Montgomery Municipal Center: Public buildings, including municipal buildings and public safety facilities, have been staple practice areas for DMR since its inception, but we know that these buildings are community pillars, reflecting the important work that happens within them and needing appropriately to fit into the community. In Montgomery, this meant our designers reflected on input from more than 200 residents who participated in the planning meetings to create a stunning municipal facility that honored the town’s rich history.
River Park Town Center, Hanover: One of our points of pride is that we can provide complementary services in-house, offering our clients unmatched expertise under one roof. In Hanover, the mix of planning insight and design reached new heights as we invented a new downtown center for a widespread suburb. With hotels, apartment buildings, retail centers, entertainment, restaurants and inspired public spaces, River Park Town Center is a capstone of insight that draws across our expansive history and our diverse practice offerings.
City of Hackensack Revitalization and Redevelopment Services: Perhaps the best-known New Jersey redevelopment of the 21st century, Hackensack as a planning project had its roots in an economic problem: how do we create the revenues needed to update aging infrastructure and to revitalize businesses whose relevance was lost when city centers were replaced by regional malls in the 1960s and 1970s? The answer turned out to be a mix of fiscal engineering and lifestyle evolution. Today that means more than 4,500 new residences and hundreds of millions of dollars in new ratables were brought to the City that now finds itself compared to the greatest recovery stories in New Jersey’s history.

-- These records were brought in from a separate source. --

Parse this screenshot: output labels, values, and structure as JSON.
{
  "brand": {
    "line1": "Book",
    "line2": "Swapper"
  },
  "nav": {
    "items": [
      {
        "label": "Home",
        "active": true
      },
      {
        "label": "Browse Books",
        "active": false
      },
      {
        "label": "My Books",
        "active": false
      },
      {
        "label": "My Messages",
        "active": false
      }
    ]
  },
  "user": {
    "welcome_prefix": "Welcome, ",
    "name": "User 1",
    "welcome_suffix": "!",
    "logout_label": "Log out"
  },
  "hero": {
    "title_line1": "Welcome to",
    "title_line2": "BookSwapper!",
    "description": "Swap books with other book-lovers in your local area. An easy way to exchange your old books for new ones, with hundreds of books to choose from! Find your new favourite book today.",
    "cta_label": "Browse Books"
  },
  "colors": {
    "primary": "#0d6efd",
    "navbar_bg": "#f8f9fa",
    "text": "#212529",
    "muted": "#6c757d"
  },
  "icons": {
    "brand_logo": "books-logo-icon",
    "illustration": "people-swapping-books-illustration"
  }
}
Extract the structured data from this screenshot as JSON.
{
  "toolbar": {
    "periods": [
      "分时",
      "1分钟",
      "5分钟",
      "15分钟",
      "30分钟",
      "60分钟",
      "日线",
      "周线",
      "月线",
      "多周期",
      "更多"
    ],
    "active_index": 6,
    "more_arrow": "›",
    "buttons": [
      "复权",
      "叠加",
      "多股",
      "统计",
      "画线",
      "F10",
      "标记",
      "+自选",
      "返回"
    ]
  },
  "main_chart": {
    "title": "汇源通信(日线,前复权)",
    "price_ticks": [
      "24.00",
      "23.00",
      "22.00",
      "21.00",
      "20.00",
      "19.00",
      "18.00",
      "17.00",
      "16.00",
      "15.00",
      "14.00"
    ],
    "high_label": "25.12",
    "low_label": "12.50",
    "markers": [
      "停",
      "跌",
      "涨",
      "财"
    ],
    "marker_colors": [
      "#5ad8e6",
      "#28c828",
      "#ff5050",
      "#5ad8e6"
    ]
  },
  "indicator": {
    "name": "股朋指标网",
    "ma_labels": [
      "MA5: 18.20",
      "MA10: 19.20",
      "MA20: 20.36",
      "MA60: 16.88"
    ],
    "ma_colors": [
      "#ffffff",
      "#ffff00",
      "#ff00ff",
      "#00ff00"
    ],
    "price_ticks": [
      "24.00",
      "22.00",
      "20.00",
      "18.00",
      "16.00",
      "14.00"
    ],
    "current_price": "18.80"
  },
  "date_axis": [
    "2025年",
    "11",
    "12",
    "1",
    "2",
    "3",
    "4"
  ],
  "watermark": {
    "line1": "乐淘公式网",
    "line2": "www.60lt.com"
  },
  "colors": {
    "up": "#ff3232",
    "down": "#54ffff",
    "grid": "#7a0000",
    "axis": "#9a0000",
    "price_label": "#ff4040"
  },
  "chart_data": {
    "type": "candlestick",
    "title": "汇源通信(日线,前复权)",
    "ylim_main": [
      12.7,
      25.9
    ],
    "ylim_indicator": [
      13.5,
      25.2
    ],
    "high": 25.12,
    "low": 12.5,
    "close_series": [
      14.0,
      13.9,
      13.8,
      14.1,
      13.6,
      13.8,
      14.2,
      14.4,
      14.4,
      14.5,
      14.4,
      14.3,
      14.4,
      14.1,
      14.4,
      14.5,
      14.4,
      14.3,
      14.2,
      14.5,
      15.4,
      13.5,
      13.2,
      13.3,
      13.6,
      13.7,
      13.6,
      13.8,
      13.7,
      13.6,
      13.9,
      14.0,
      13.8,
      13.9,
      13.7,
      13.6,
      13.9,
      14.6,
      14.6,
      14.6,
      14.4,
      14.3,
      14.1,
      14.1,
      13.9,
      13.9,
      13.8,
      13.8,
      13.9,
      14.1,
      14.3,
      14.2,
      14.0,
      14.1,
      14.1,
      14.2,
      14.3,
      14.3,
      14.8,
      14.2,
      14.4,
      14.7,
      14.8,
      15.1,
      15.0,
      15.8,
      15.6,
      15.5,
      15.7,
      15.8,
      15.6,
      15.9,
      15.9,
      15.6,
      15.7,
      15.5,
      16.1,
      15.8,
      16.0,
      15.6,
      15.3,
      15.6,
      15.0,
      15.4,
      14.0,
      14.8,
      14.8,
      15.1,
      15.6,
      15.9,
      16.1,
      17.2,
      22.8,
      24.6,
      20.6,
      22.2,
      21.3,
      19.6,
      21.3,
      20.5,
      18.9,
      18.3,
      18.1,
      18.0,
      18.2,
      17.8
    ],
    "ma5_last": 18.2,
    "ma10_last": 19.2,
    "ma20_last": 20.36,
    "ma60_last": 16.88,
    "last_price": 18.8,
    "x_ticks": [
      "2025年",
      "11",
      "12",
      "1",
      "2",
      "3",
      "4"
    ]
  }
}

Frank J. Gargiulo Campus, Hudson County Schools of Technology: Being awarded our largest project to date just as we celebrated 25 years in business was a thrill. The 350,000 sq. ft. project was a massive effort and is one of the most sophisticated, complex learning environments in the country. Yet we never wavered from the commitment we made in 1991 to provide important architectural services to the educational sector, no matter the size. That same year, we still brought on more than 25 pre-K-12 projects valued at less than $1 million, providing critical services to school districts.